What to produce. Leaving the pictures aside, restate all of the data exactly.

(Stored data entries)
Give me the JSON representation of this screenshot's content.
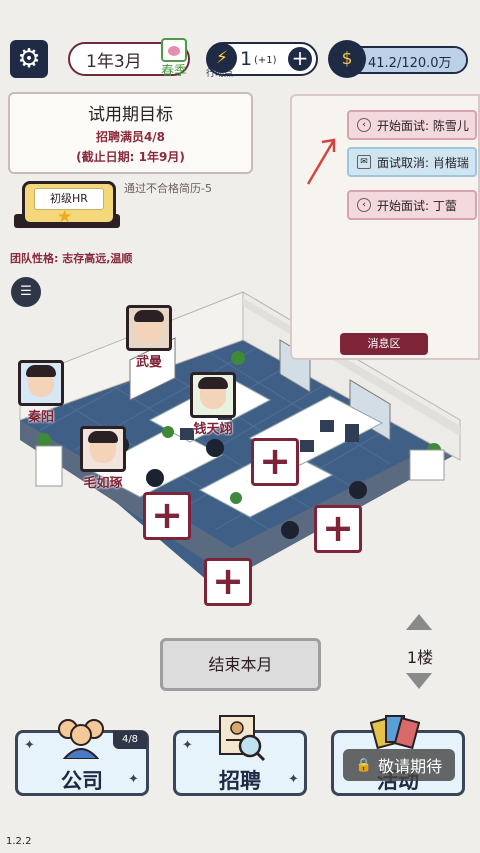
{
  "header": {
    "date": "1年3月",
    "season": "春季",
    "action_points": "1",
    "action_points_delta": "(+1)",
    "action_points_label": "行动点",
    "money": "41.2/120.0万"
  },
  "goal": {
    "title": "试用期目标",
    "requirement": "招聘满员4/8",
    "deadline": "(截止日期: 1年9月)"
  },
  "rank": {
    "label": "初级HR",
    "hint": "通过不合格简历-5"
  },
  "team_trait": "团队性格: 志存高远,温顺",
  "messages": {
    "items": [
      {
        "text": "开始面试: 陈雪儿",
        "type": "start"
      },
      {
        "text": "面试取消: 肖楷瑞",
        "type": "cancel"
      },
      {
        "text": "开始面试: 丁蕾",
        "type": "start"
      }
    ],
    "zone_label": "消息区"
  },
  "employees": [
    {
      "name": "武曼"
    },
    {
      "name": "秦阳"
    },
    {
      "name": "钱天翊"
    },
    {
      "name": "毛如琢"
    }
  ],
  "end_month_label": "结束本月",
  "floor_label": "1楼",
  "bottom": {
    "company_label": "公司",
    "company_count": "4/8",
    "recruit_label": "招聘",
    "activity_label": "活动",
    "locked_label": "敬请期待"
  },
  "version": "1.2.2",
  "colors": {
    "accent": "#7d2438",
    "navy": "#1f2a44",
    "background": "#efeeea"
  }
}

Result of this task.
Give me the JSON representation of this screenshot's content.
{
  "header": {
    "date": "1年3月",
    "season": "春季",
    "action_points": "1",
    "action_points_delta": "(+1)",
    "action_points_label": "行动点",
    "money": "41.2/120.0万"
  },
  "goal": {
    "title": "试用期目标",
    "requirement": "招聘满员4/8",
    "deadline": "(截止日期: 1年9月)"
  },
  "rank": {
    "label": "初级HR",
    "hint": "通过不合格简历-5"
  },
  "team_trait": "团队性格: 志存高远,温顺",
  "messages": {
    "items": [
      {
        "text": "开始面试: 陈雪儿",
        "type": "start"
      },
      {
        "text": "面试取消: 肖楷瑞",
        "type": "cancel"
      },
      {
        "text": "开始面试: 丁蕾",
        "type": "start"
      }
    ],
    "zone_label": "消息区"
  },
  "employees": [
    {
      "name": "武曼"
    },
    {
      "name": "秦阳"
    },
    {
      "name": "钱天翊"
    },
    {
      "name": "毛如琢"
    }
  ],
  "end_month_label": "结束本月",
  "floor_label": "1楼",
  "bottom": {
    "company_label": "公司",
    "company_count": "4/8",
    "recruit_label": "招聘",
    "activity_label": "活动",
    "locked_label": "敬请期待"
  },
  "version": "1.2.2",
  "colors": {
    "accent": "#7d2438",
    "navy": "#1f2a44",
    "background": "#efeeea"
  }
}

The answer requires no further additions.